Friday, April 1, 2016

Art Lesson: Pheasants

I'm currently reading aloud The Secret Garden to my fourth graders. (I love this book.) A couple of weeks ago, we read this passage:
My students didn't know what pheasants look like, so I did what I often do -googled on my phone and put my phone under my document reader. This is the image I showed them:
This is a Lady Amherst pheasant. My students immediately asked if they could draw a pheasant for their next art lesson.

Not being an artist, and having never drawn a pheasant, I was hesitant to say yes, but I said yes. Because that's the kind of teacher I am. I think this is something really important for you to know about me. 

There are teachers who like to do the same lessons year after year; I'll call them the perfecters. In March, their bulletin boards are decorated with 30 identical construction paper leprechauns, a no-fail craft. Cut on the dotted line, and glue where you read "Glue here." Perfecters do activities that can be completed (and cleaned up) in a single sitting. Their rooms look like pages from a school supply store catalog, what we believe a classroom should look like, images of which student-teachers' dreams are made.

And then there are teachers who need to learn along with their students. Let's call these the learners - or the masochists. (Drama teachers are a good example of learners; they do different plays every year.) There is always a project in progress.

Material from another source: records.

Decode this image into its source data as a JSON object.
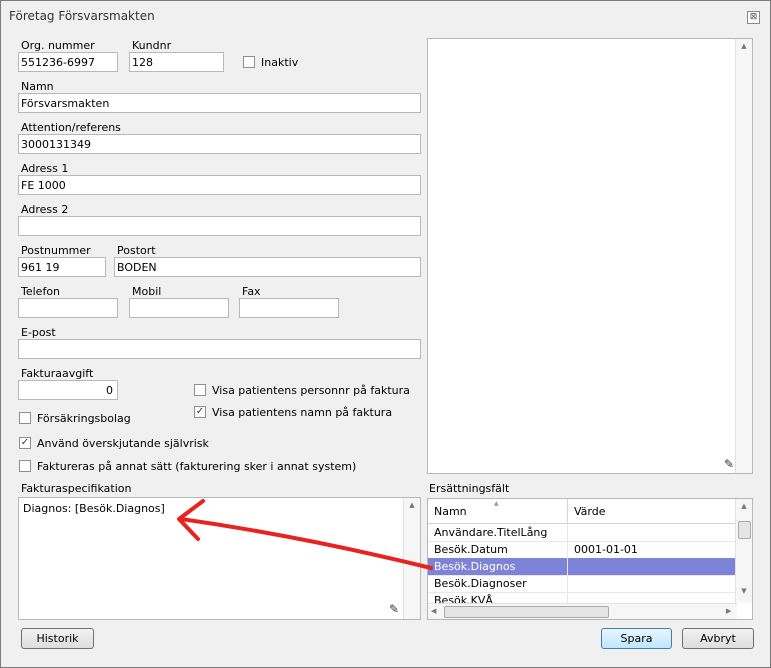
{
  "window": {
    "title": "Företag Försvarsmakten",
    "close_glyph": "⊠"
  },
  "form": {
    "org_label": "Org. nummer",
    "org_value": "551236-6997",
    "kundnr_label": "Kundnr",
    "kundnr_value": "128",
    "inaktiv_label": "Inaktiv",
    "inaktiv_checked": false,
    "namn_label": "Namn",
    "namn_value": "Försvarsmakten",
    "attention_label": "Attention/referens",
    "attention_value": "3000131349",
    "adress1_label": "Adress 1",
    "adress1_value": "FE 1000",
    "adress2_label": "Adress 2",
    "adress2_value": "",
    "postnummer_label": "Postnummer",
    "postnummer_value": "961 19",
    "postort_label": "Postort",
    "postort_value": "BODEN",
    "telefon_label": "Telefon",
    "telefon_value": "",
    "mobil_label": "Mobil",
    "mobil_value": "",
    "fax_label": "Fax",
    "fax_value": "",
    "epost_label": "E-post",
    "epost_value": "",
    "fakturaavgift_label": "Fakturaavgift",
    "fakturaavgift_value": "0",
    "visa_personnr_label": "Visa patientens personnr på faktura",
    "visa_personnr_checked": false,
    "visa_namn_label": "Visa patientens namn på faktura",
    "visa_namn_checked": true,
    "forsakringsbolag_label": "Försäkringsbolag",
    "forsakringsbolag_checked": false,
    "sjalvrisk_label": "Använd överskjutande självrisk",
    "sjalvrisk_checked": true,
    "annat_satt_label": "Faktureras på annat sätt (fakturering sker i annat system)",
    "annat_satt_checked": false
  },
  "fakturaspec": {
    "label": "Fakturaspecifikation",
    "value": "Diagnos: [Besök.Diagnos]"
  },
  "ersattning": {
    "label": "Ersättningsfält",
    "col_namn": "Namn",
    "col_varde": "Värde",
    "rows": [
      {
        "namn": "Användare.TitelLång",
        "varde": ""
      },
      {
        "namn": "Besök.Datum",
        "varde": "0001-01-01"
      },
      {
        "namn": "Besök.Diagnos",
        "varde": ""
      },
      {
        "namn": "Besök.Diagnoser",
        "varde": ""
      },
      {
        "namn": "Besök.KVÅ",
        "varde": ""
      }
    ],
    "selected_index": 2
  },
  "buttons": {
    "historik": "Historik",
    "spara": "Spara",
    "avbryt": "Avbryt"
  },
  "colors": {
    "selection": "#7f83d8",
    "annotation_arrow": "#e8231e",
    "window_bg": "#f0f0f0"
  },
  "glyphs": {
    "check": "✓",
    "scroll_up": "▲",
    "scroll_down": "▼",
    "scroll_left": "◀",
    "scroll_right": "▶",
    "resize_grip": "✎",
    "sort": "▲"
  }
}
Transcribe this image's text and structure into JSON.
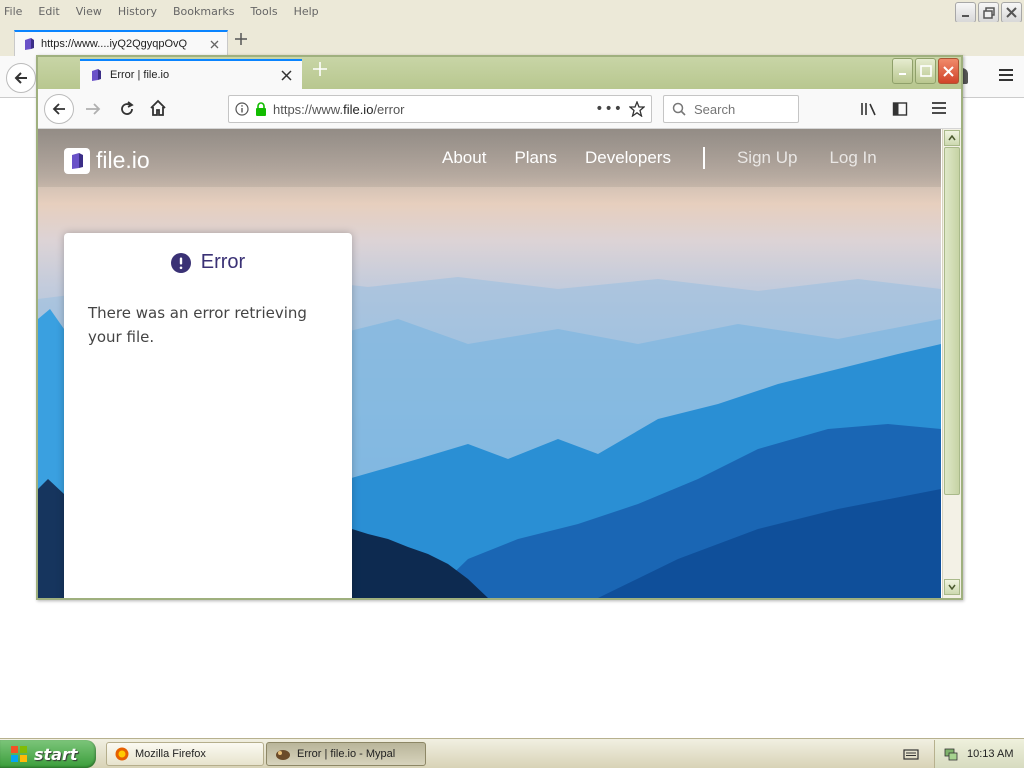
{
  "bg_window": {
    "menu": [
      "File",
      "Edit",
      "View",
      "History",
      "Bookmarks",
      "Tools",
      "Help"
    ],
    "tab_title": "https://www....iyQ2QgyqpOvQ"
  },
  "fg_window": {
    "tab_title": "Error | file.io",
    "url_prefix": "https://www.",
    "url_domain": "file.io",
    "url_path": "/error",
    "search_placeholder": "Search"
  },
  "site": {
    "logo": "file.io",
    "nav": [
      "About",
      "Plans",
      "Developers"
    ],
    "auth": [
      "Sign Up",
      "Log In"
    ]
  },
  "error": {
    "title": "Error",
    "message": "There was an error retrieving your file."
  },
  "taskbar": {
    "start": "start",
    "tasks": [
      "Mozilla Firefox",
      "Error | file.io - Mypal"
    ],
    "clock": "10:13 AM"
  },
  "colors": {
    "accent": "#0a84ff",
    "error_title": "#3a3175",
    "logo_purple": "#6a52c8",
    "lock_green": "#12bc00"
  }
}
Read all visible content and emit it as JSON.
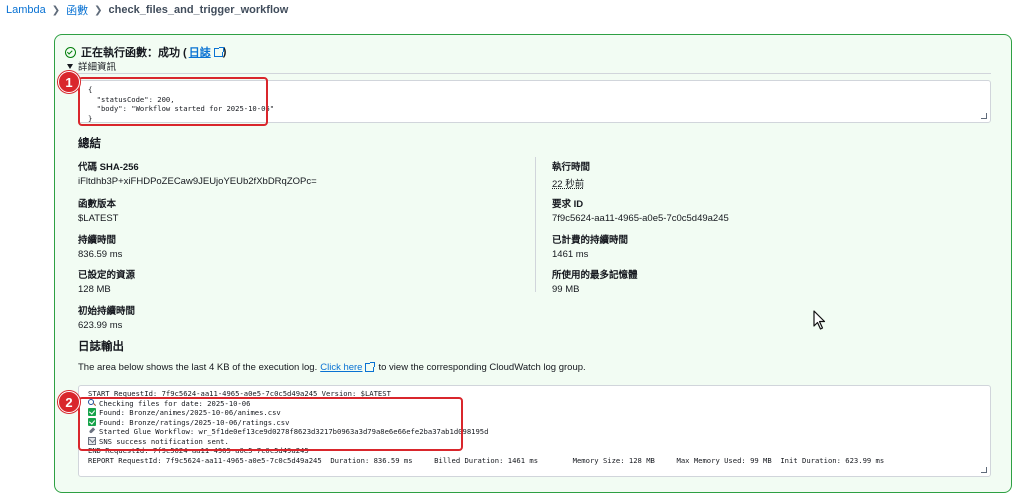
{
  "breadcrumb": {
    "root": "Lambda",
    "section": "函數",
    "current": "check_files_and_trigger_workflow"
  },
  "result": {
    "status_text": "正在執行函數：成功 (",
    "log_link": "日誌",
    "status_close": ")",
    "details_toggle": "詳細資訊",
    "response_lines": [
      "{",
      "  \"statusCode\": 200,",
      "  \"body\": \"Workflow started for 2025-10-06\"",
      "}"
    ]
  },
  "summary": {
    "title": "總結",
    "fields": [
      {
        "label": "代碼 SHA-256",
        "value": "iFltdhb3P+xiFHDPoZECaw9JEUjoYEUb2fXbDRqZOPc="
      },
      {
        "label": "執行時間",
        "value": "22 秒前"
      },
      {
        "label": "函數版本",
        "value": "$LATEST"
      },
      {
        "label": "要求 ID",
        "value": "7f9c5624-aa11-4965-a0e5-7c0c5d49a245"
      },
      {
        "label": "持續時間",
        "value": "836.59 ms"
      },
      {
        "label": "已計費的持續時間",
        "value": "1461 ms"
      },
      {
        "label": "已設定的資源",
        "value": "128 MB"
      },
      {
        "label": "所使用的最多記憶體",
        "value": "99 MB"
      },
      {
        "label": "初始持續時間",
        "value": "623.99 ms"
      }
    ]
  },
  "log_output": {
    "title": "日誌輸出",
    "desc_before": "The area below shows the last 4 KB of the execution log.",
    "click_here": "Click here",
    "desc_after": "to view the corresponding CloudWatch log group.",
    "lines": [
      "START RequestId: 7f9c5624-aa11-4965-a0e5-7c0c5d49a245 Version: $LATEST",
      "Checking files for date: 2025-10-06",
      "Found: Bronze/animes/2025-10-06/animes.csv",
      "Found: Bronze/ratings/2025-10-06/ratings.csv",
      "Started Glue Workflow: wr_5f1de0ef13ce9d0278f8623d3217b0963a3d79a8e6e66efe2ba37ab1d098195d",
      "SNS success notification sent.",
      "END RequestId: 7f9c5624-aa11-4965-a0e5-7c0c5d49a245",
      "REPORT RequestId: 7f9c5624-aa11-4965-a0e5-7c0c5d49a245  Duration: 836.59 ms     Billed Duration: 1461 ms        Memory Size: 128 MB     Max Memory Used: 99 MB  Init Duration: 623.99 ms"
    ]
  },
  "annotations": {
    "badge1": "1",
    "badge2": "2"
  },
  "colors": {
    "success": "#037f0c",
    "panel_bg": "#f2fcf3",
    "link": "#0972d3",
    "highlight": "#d9262c"
  }
}
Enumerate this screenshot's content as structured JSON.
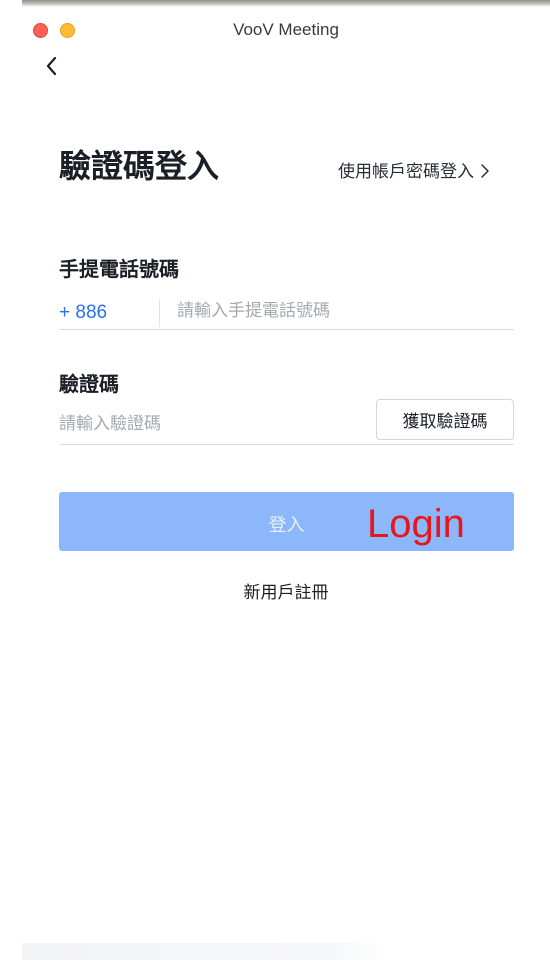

In elementary school, the perfecter teacher is more common than the learner teacher. The perfecter doesn't say yes when students ask them to teach something. In fact, the perfecter's students learn early on that their teacher won't deviate from her lesson plan book, so they daren't ask her to. The perfecter is in control, and she's staying that way. As a child, she was good at school. She read the directions, followed the rules, and only put glue where she read "Glue here." She isn't about to start failing now.

I'm not a perfecter.

Here are a few of my students' drawings...
This afternoon, I took my students into the iPad lab so they could zoom in on pheasant images, and work on their pictures.
Here is the first finished pheasant:
She even put in an earthworm and a crushed soda can. She paid attention to detail.

The most exciting thing about teaching the students to draw the pheasant was that they got the idea of proportion. They didn't try to squeeze the feet into the image. Some of them had tail feathers that extended beyond the frame of the picture.

As a public elementary school teacher, it's easier and more accepted to be a perfecter. Often, I wish I could change. 

But then I have moments like this. I don't think I could feel this kind of happiness looking at a bulletin board of identical leprechauns.


  1. No, no hand "turkeys" or leprechauns for you ! I would love to hear some of the parent comments
    about their children's Art efforts this year ! I'm certain they are AMAZED !!! These should be treasured !

    1. Thank you...I have a couple of parents who have been very pleased, but I don't think they really understand how much time and perseverance went into the work, because all they see is the finished product. I think I enjoy watching the students more, their focus, erasing and redrawing.

  2. How fortunate your students are to have a "learner" for their teacher. Kudos to you!

    1. Thank you for the encouragement, Melanie! :)